THINK TWICE: Some guidebooks suggest scrambling up a faint, crumbling trail leading up to—and behind—the spewing falls to visit a not-so-secret cave. Doing so looks like a foolhardy undertaking, at best.

POST-HIKE WATERING HOLE: Sixth Street Bistro May isn’t quite patio season in Portland, but in sun-hogging Hood River it’s another story. Soak up your fair share out on Sixth Street’s sweet outdoor space, while noshing on what may be the Gorge’s juiciest cheeseburger and quaffing brews from nearby Everybody’s Brewing, Walking Man, and Double Mountain. 509 Cascade Ave, Hood River; 541-386-5737; sixthstreetbistro.com

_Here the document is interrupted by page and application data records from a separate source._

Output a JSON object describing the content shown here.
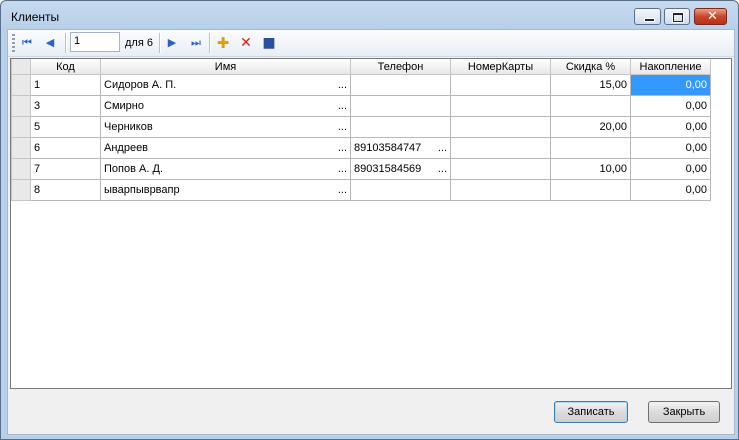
{
  "window": {
    "title": "Клиенты"
  },
  "navigator": {
    "first_icon": "first-record-icon",
    "prev_icon": "previous-record-icon",
    "position": "1",
    "count_label": "для 6",
    "next_icon": "next-record-icon",
    "last_icon": "last-record-icon",
    "add_icon": "add-icon",
    "delete_icon": "delete-icon",
    "save_icon": "save-icon"
  },
  "grid": {
    "columns": [
      "Код",
      "Имя",
      "Телефон",
      "НомерКарты",
      "Скидка %",
      "Накопление"
    ],
    "rows": [
      {
        "code": "1",
        "name": "Сидоров А. П.",
        "phone": "",
        "card": "",
        "discount": "15,00",
        "accum": "0,00"
      },
      {
        "code": "3",
        "name": "Смирно",
        "phone": "",
        "card": "",
        "discount": "",
        "accum": "0,00"
      },
      {
        "code": "5",
        "name": "Черников",
        "phone": "",
        "card": "",
        "discount": "20,00",
        "accum": "0,00"
      },
      {
        "code": "6",
        "name": "Андреев",
        "phone": "89103584747",
        "card": "",
        "discount": "",
        "accum": "0,00"
      },
      {
        "code": "7",
        "name": "Попов А. Д.",
        "phone": "89031584569",
        "card": "",
        "discount": "10,00",
        "accum": "0,00"
      },
      {
        "code": "8",
        "name": "ыварпыврвапр",
        "phone": "",
        "card": "",
        "discount": "",
        "accum": "0,00"
      }
    ],
    "ellipsis": "..."
  },
  "buttons": {
    "save": "Записать",
    "close": "Закрыть"
  },
  "colors": {
    "selection": "#3399ff",
    "accent": "#2a63c3"
  }
}
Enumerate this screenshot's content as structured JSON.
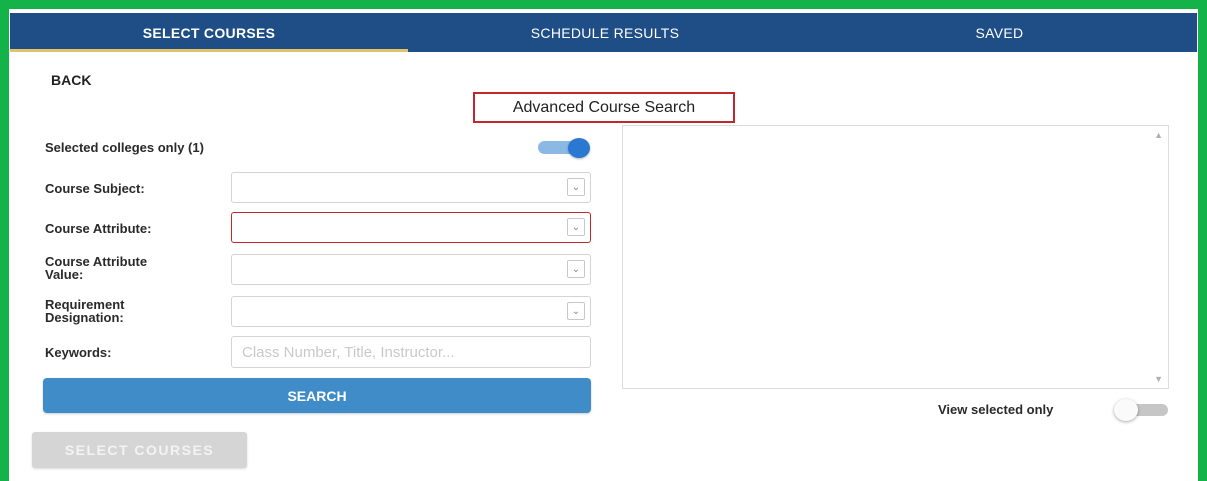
{
  "tabs": [
    {
      "label": "SELECT COURSES",
      "active": true
    },
    {
      "label": "SCHEDULE RESULTS",
      "active": false
    },
    {
      "label": "SAVED",
      "active": false
    }
  ],
  "back_label": "BACK",
  "advanced_title": "Advanced Course Search",
  "form": {
    "selected_colleges_label": "Selected colleges only (1)",
    "selected_colleges_toggle": true,
    "course_subject_label": "Course Subject:",
    "course_subject_value": "",
    "course_attribute_label": "Course Attribute:",
    "course_attribute_value": "",
    "course_attribute_value_label_line1": "Course Attribute",
    "course_attribute_value_label_line2": "Value:",
    "course_attribute_value_value": "",
    "requirement_label_line1": "Requirement",
    "requirement_label_line2": "Designation:",
    "requirement_value": "",
    "keywords_label": "Keywords:",
    "keywords_placeholder": "Class Number, Title, Instructor...",
    "keywords_value": "",
    "search_label": "SEARCH"
  },
  "results": {
    "view_selected_label": "View selected only",
    "view_selected_toggle": false
  },
  "select_courses_button": "SELECT COURSES",
  "colors": {
    "border_green": "#13b34a",
    "nav_blue": "#1f4e86",
    "tab_underline": "#e2c26a",
    "highlight_red": "#c0282e",
    "search_blue": "#3f8cc9",
    "toggle_on": "#2b78d2"
  },
  "icons": {
    "dropdown": "chevron-down-icon",
    "scroll_up": "scroll-up-icon",
    "scroll_down": "scroll-down-icon"
  }
}
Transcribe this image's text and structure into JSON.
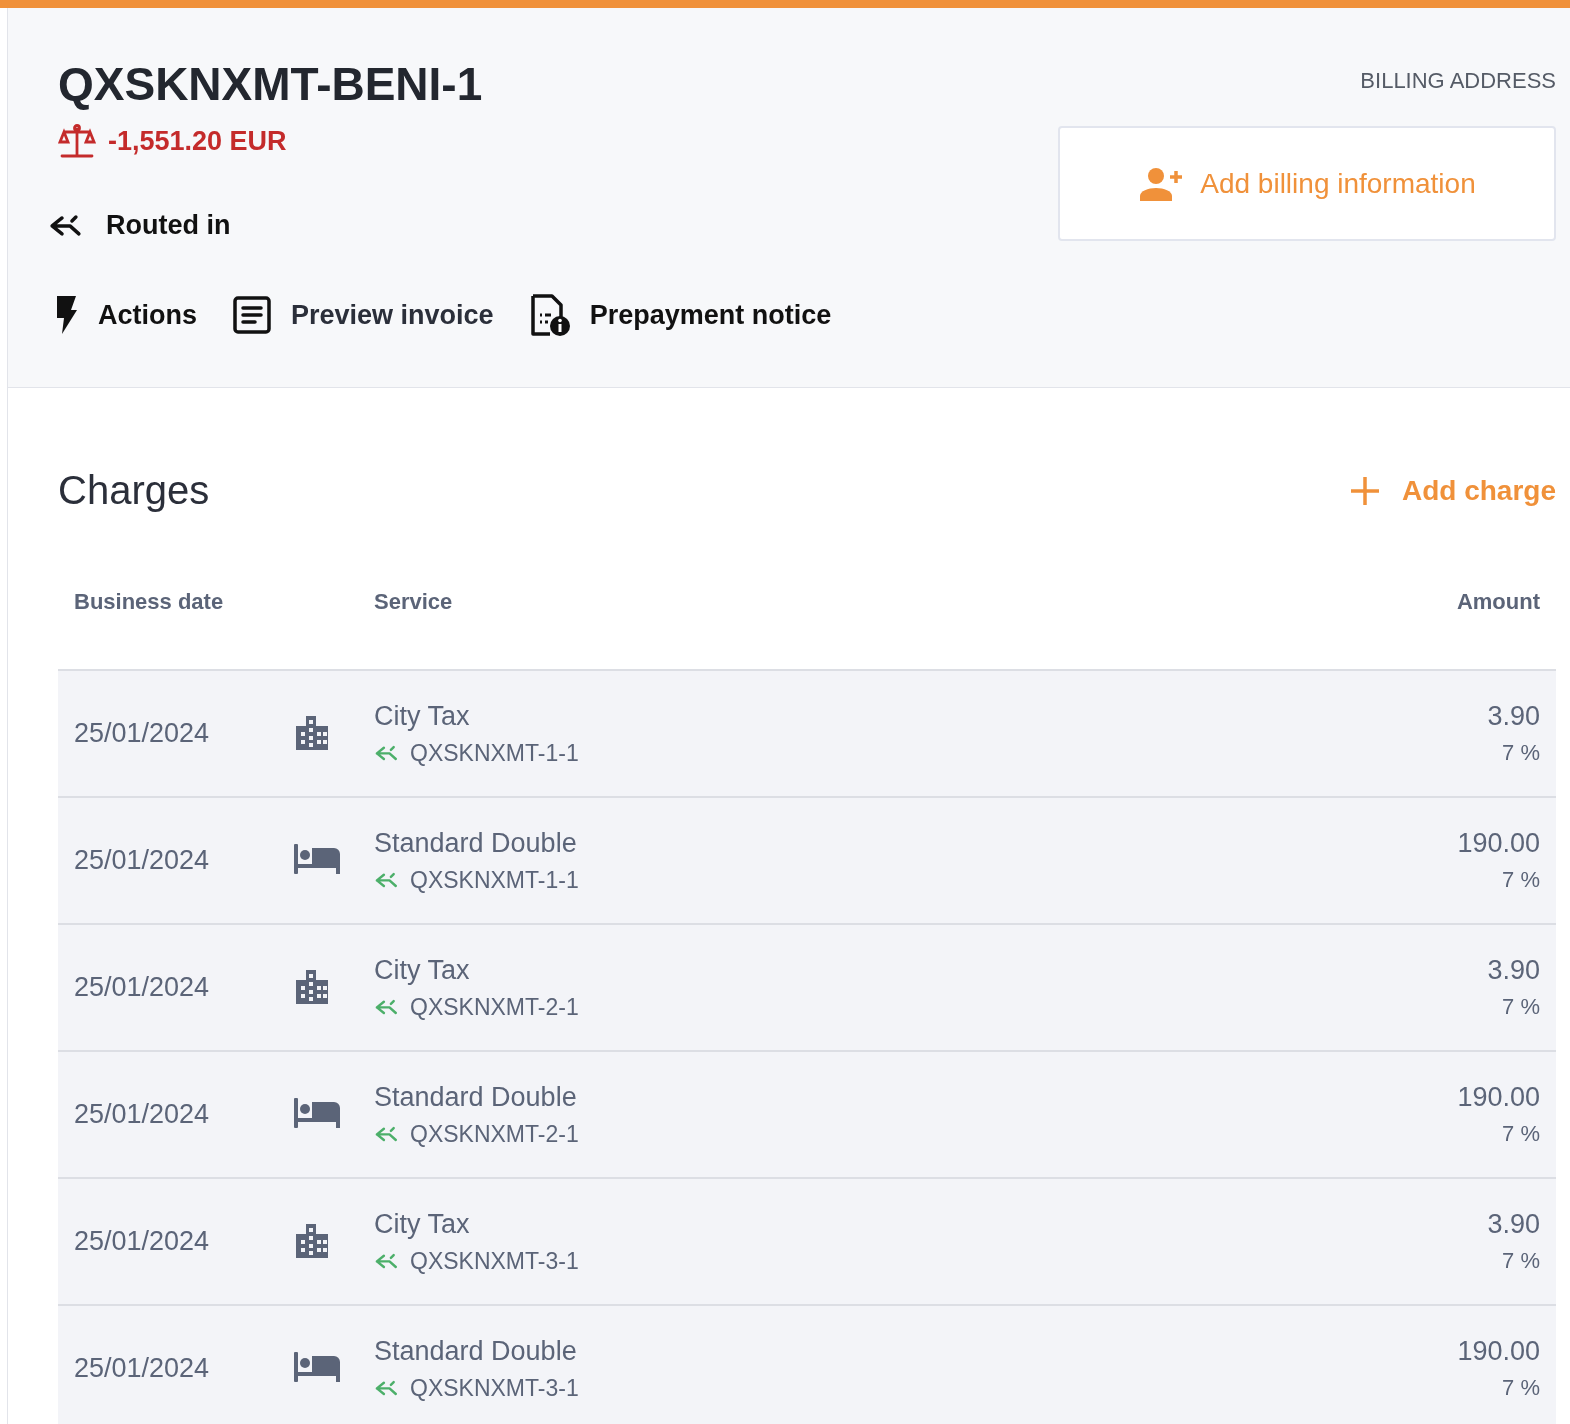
{
  "folio": {
    "title": "QXSKNXMT-BENI-1",
    "balance": "-1,551.20 EUR",
    "routing": "Routed in"
  },
  "billing": {
    "label": "BILLING ADDRESS",
    "button": "Add billing information"
  },
  "actions": [
    {
      "kind": "actions",
      "label": "Actions"
    },
    {
      "kind": "preview",
      "label": "Preview invoice"
    },
    {
      "kind": "prepayment",
      "label": "Prepayment notice"
    }
  ],
  "charges": {
    "title": "Charges",
    "add": "Add charge",
    "columns": [
      "Business date",
      "Service",
      "Amount"
    ],
    "rows": [
      {
        "date": "25/01/2024",
        "kind": "tax",
        "service": "City Tax",
        "source": "QXSKNXMT-1-1",
        "amount": "3.90",
        "vat": "7 %"
      },
      {
        "date": "25/01/2024",
        "kind": "room",
        "service": "Standard Double",
        "source": "QXSKNXMT-1-1",
        "amount": "190.00",
        "vat": "7 %"
      },
      {
        "date": "25/01/2024",
        "kind": "tax",
        "service": "City Tax",
        "source": "QXSKNXMT-2-1",
        "amount": "3.90",
        "vat": "7 %"
      },
      {
        "date": "25/01/2024",
        "kind": "room",
        "service": "Standard Double",
        "source": "QXSKNXMT-2-1",
        "amount": "190.00",
        "vat": "7 %"
      },
      {
        "date": "25/01/2024",
        "kind": "tax",
        "service": "City Tax",
        "source": "QXSKNXMT-3-1",
        "amount": "3.90",
        "vat": "7 %"
      },
      {
        "date": "25/01/2024",
        "kind": "room",
        "service": "Standard Double",
        "source": "QXSKNXMT-3-1",
        "amount": "190.00",
        "vat": "7 %"
      }
    ]
  }
}
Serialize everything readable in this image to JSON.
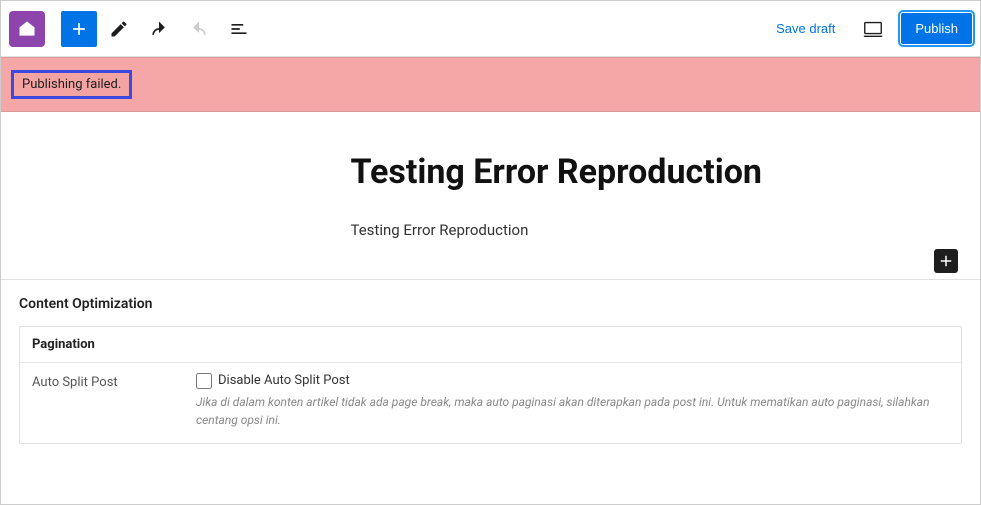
{
  "toolbar": {
    "save_draft": "Save draft",
    "publish": "Publish"
  },
  "error": {
    "message": "Publishing failed."
  },
  "post": {
    "title": "Testing Error Reproduction",
    "body": "Testing Error Reproduction"
  },
  "content_optimization": {
    "title": "Content Optimization",
    "pagination": {
      "title": "Pagination",
      "auto_split": {
        "label": "Auto Split Post",
        "checkbox_label": "Disable Auto Split Post",
        "help": "Jika di dalam konten artikel tidak ada page break, maka auto paginasi akan diterapkan pada post ini. Untuk mematikan auto paginasi, silahkan centang opsi ini."
      }
    }
  }
}
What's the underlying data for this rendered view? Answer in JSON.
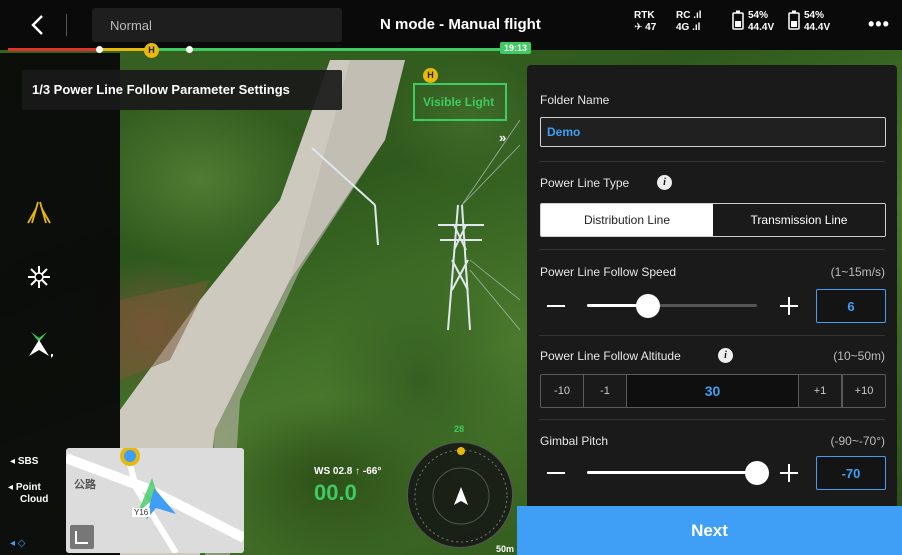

TRAILHEAD DIRECTIONS: From Portland, follow I-84 east to Hood River. Take exit 64 for Highway 35 and head south. Drive 24 miles and look for the trailhead on your right, just before the Polallie Creek Campground. Northwest Forest Pass required.